It is impossible to believe that any of Canada’s portfolios could be headed by a minister whose views on the subject hadn’t changed since the book of Genesis.
Or at least it was impossible until Mar. 17, when MP Gary Goodyear, Minister of State (Science and Technology), refused to comment on evolution in an interview with the Globe and Mail on the basis of it being irrelevant.
“I’m not going to answer that question. I am a Christian, and I don’t think anybody asking a question about my religion is appropriate,” he said.
Evolution, in the eyes of the nation’s executive agent who funds scientific initiatives, is a religious question – impossible for a Christian to discuss without conflict of interest.
He covered himself the next day in a reactive interview with CTV, reassuring voters outside of the Fundamentalist Christian Right that he believed in evolution, or at least his definition of it: “We are evolving every year, every decade. That’s a fact, whether it is to the intensity of the sun, whether it is to, as a chiropractor, walking on cement versus anything else, whether it is running shoes or high heels.”
This is a man’s grasp of the powerful, verified and applicable theory in the whole of the natural sciences is limited to a nearly illiterate commentary on footwear. The question is whether we, as Canadians, are content to allow this man to judge which scientific endeavours are worthy of federal funding.
Strangely, frighteningly, impossibly, the answer may be yes.
Liberal science critic Marc Garneau made no bones about it. The Globe and Mail quotes him saying that believing in evolution is not in the job description of the science minister.
How about believing in the automobile for the minister of industry?
Or believing in a round earth for the minister of foreign affairs?
Canadians seem willing to accept this insult to the secular state. We are not in any way a fundamentalist nation, yet we are posed to allow our science policy to be dictated to us by a holder of the most backwards and divisive viewpoints in modern science: creationism.
Perhaps it is our love of plurality, our innate ‘nice guy’ feelings that any idea popular with enough people must be taken seriously. I teach biology classes on Saturdays – the number one excuse I hear made for creationists during my struggle against their irascible influence is “everyone is entitled to their own opinion.”
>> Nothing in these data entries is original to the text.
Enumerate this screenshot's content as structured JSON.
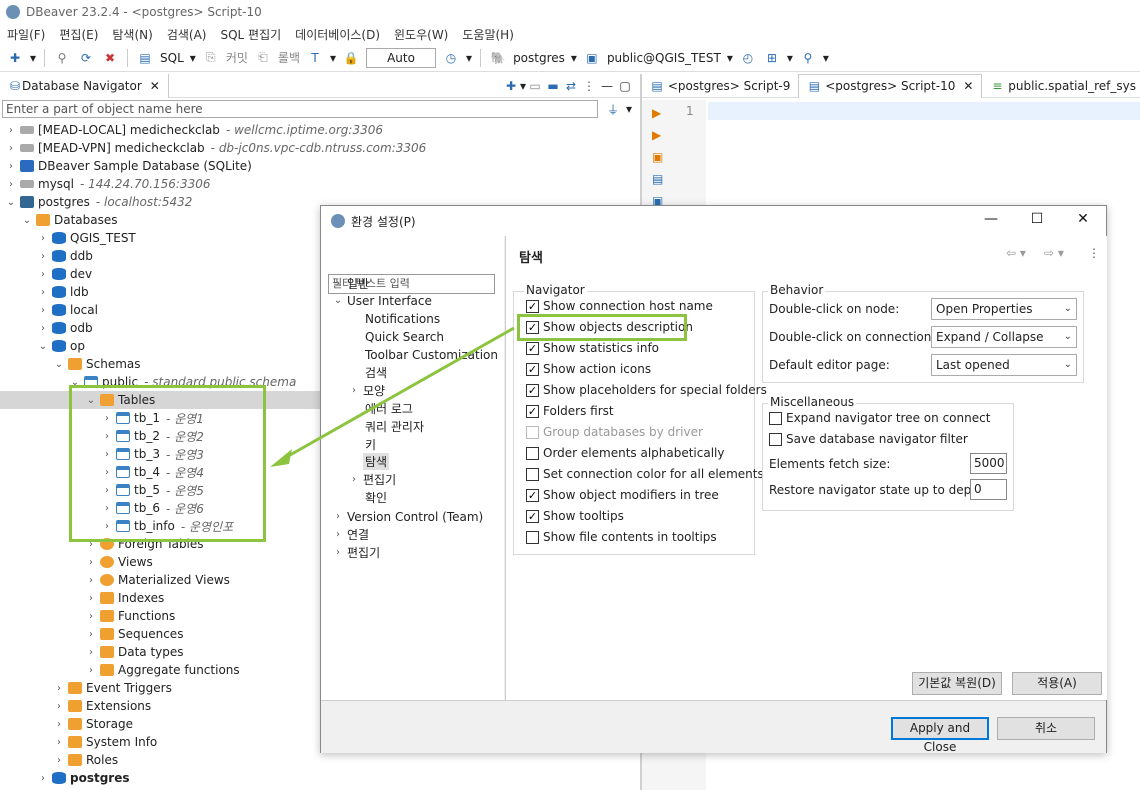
{
  "window": {
    "title": "DBeaver 23.2.4 - <postgres> Script-10"
  },
  "menu": [
    "파일(F)",
    "편집(E)",
    "탐색(N)",
    "검색(A)",
    "SQL 편집기",
    "데이터베이스(D)",
    "윈도우(W)",
    "도움말(H)"
  ],
  "toolbar": {
    "sql_label": "SQL",
    "commit_label": "커밋",
    "rollback_label": "롤백",
    "tx_mode": "Auto",
    "datasource": "postgres",
    "schema": "public@QGIS_TEST"
  },
  "navigator": {
    "tab_label": "Database Navigator",
    "filter_placeholder": "Enter a part of object name here",
    "connections": [
      {
        "name": "[MEAD-LOCAL] medicheckclab",
        "desc": "- wellcmc.iptime.org:3306"
      },
      {
        "name": "[MEAD-VPN] medicheckclab",
        "desc": "- db-jc0ns.vpc-cdb.ntruss.com:3306"
      },
      {
        "name": "DBeaver Sample Database (SQLite)",
        "desc": ""
      },
      {
        "name": "mysql",
        "desc": "- 144.24.70.156:3306"
      },
      {
        "name": "postgres",
        "desc": "- localhost:5432"
      }
    ],
    "databases_label": "Databases",
    "databases": [
      "QGIS_TEST",
      "ddb",
      "dev",
      "ldb",
      "local",
      "odb",
      "op"
    ],
    "schemas_label": "Schemas",
    "public_label": "public",
    "public_desc": "- standard public schema",
    "tables_label": "Tables",
    "tables": [
      {
        "name": "tb_1",
        "desc": "- 운영1"
      },
      {
        "name": "tb_2",
        "desc": "- 운영2"
      },
      {
        "name": "tb_3",
        "desc": "- 운영3"
      },
      {
        "name": "tb_4",
        "desc": "- 운영4"
      },
      {
        "name": "tb_5",
        "desc": "- 운영5"
      },
      {
        "name": "tb_6",
        "desc": "- 운영6"
      },
      {
        "name": "tb_info",
        "desc": "- 운영인포"
      }
    ],
    "schema_children": [
      "Foreign Tables",
      "Views",
      "Materialized Views",
      "Indexes",
      "Functions",
      "Sequences",
      "Data types",
      "Aggregate functions"
    ],
    "db_children": [
      "Event Triggers",
      "Extensions",
      "Storage",
      "System Info",
      "Roles"
    ],
    "last_db": "postgres"
  },
  "editor": {
    "tabs": [
      "<postgres> Script-9",
      "<postgres> Script-10",
      "public.spatial_ref_sys"
    ],
    "line_number": "1"
  },
  "dialog": {
    "title": "환경 설정(P)",
    "filter_placeholder": "필터 텍스트 입력",
    "tree": [
      {
        "label": "일반",
        "level": 0,
        "chev": "›"
      },
      {
        "label": "User Interface",
        "level": 0,
        "chev": "⌄"
      },
      {
        "label": "Notifications",
        "level": 1,
        "chev": ""
      },
      {
        "label": "Quick Search",
        "level": 1,
        "chev": ""
      },
      {
        "label": "Toolbar Customization",
        "level": 1,
        "chev": ""
      },
      {
        "label": "검색",
        "level": 1,
        "chev": ""
      },
      {
        "label": "모양",
        "level": 1,
        "chev": "›"
      },
      {
        "label": "에러 로그",
        "level": 1,
        "chev": ""
      },
      {
        "label": "쿼리 관리자",
        "level": 1,
        "chev": ""
      },
      {
        "label": "키",
        "level": 1,
        "chev": ""
      },
      {
        "label": "탐색",
        "level": 1,
        "chev": ""
      },
      {
        "label": "편집기",
        "level": 1,
        "chev": "›"
      },
      {
        "label": "확인",
        "level": 1,
        "chev": ""
      },
      {
        "label": "Version Control (Team)",
        "level": 0,
        "chev": "›"
      },
      {
        "label": "연결",
        "level": 0,
        "chev": "›"
      },
      {
        "label": "편집기",
        "level": 0,
        "chev": "›"
      }
    ],
    "page_title": "탐색",
    "navigator_group": "Navigator",
    "options": [
      {
        "label": "Show connection host name",
        "checked": true,
        "disabled": false
      },
      {
        "label": "Show objects description",
        "checked": true,
        "disabled": false
      },
      {
        "label": "Show statistics info",
        "checked": true,
        "disabled": false
      },
      {
        "label": "Show action icons",
        "checked": true,
        "disabled": false
      },
      {
        "label": "Show placeholders for special folders",
        "checked": true,
        "disabled": false
      },
      {
        "label": "Folders first",
        "checked": true,
        "disabled": false
      },
      {
        "label": "Group databases by driver",
        "checked": false,
        "disabled": true
      },
      {
        "label": "Order elements alphabetically",
        "checked": false,
        "disabled": false
      },
      {
        "label": "Set connection color for all elements",
        "checked": false,
        "disabled": false
      },
      {
        "label": "Show object modifiers in tree",
        "checked": true,
        "disabled": false
      },
      {
        "label": "Show tooltips",
        "checked": true,
        "disabled": false
      },
      {
        "label": "Show file contents in tooltips",
        "checked": false,
        "disabled": false
      }
    ],
    "behavior_group": "Behavior",
    "behavior": [
      {
        "label": "Double-click on node:",
        "value": "Open Properties"
      },
      {
        "label": "Double-click on connection:",
        "value": "Expand / Collapse"
      },
      {
        "label": "Default editor page:",
        "value": "Last opened"
      }
    ],
    "misc_group": "Miscellaneous",
    "misc_checks": [
      {
        "label": "Expand navigator tree on connect",
        "checked": false
      },
      {
        "label": "Save database navigator filter",
        "checked": false
      }
    ],
    "fetch_label": "Elements fetch size:",
    "fetch_value": "5000",
    "restore_label": "Restore navigator state up to depth:",
    "restore_value": "0",
    "restore_defaults": "기본값 복원(D)",
    "apply": "적용(A)",
    "apply_close": "Apply and Close",
    "cancel": "취소"
  },
  "colors": {
    "highlight": "#8cc43f",
    "accent": "#0078d7"
  }
}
It is difficult to imagine a more dangerous mindset in evaluating the executive branch of our government.
And if you are as naive as Marc Garneau, and think that Goodyear’s inability to differentiate science and hocus-pocus is private and separate from his work, cast your eye over the science spending for the year: cuts to history, cuts to critical theory, and an unprecedented elimination of funding for Genome Canada, cornerstone of evolutionary biology in Canada.
Let’s hope that voters and critics can pressure Goodyear enough to put down his Genesis and pick up a high school biology textbook.
Otherwise who knows where the next cuts will fall. Apples? Snakes? Or on those crazy folks who don’t think maternal mortality comes from original sin?
Gary Goodyear has been an MP since 2004, and has been endorsed by the anti-gay marriage group Vote Marriages Canada.
Steve Currie is president of the DUI debate club.
Published in Volume 63, Number 25 of The Uniter (March 26, 2009)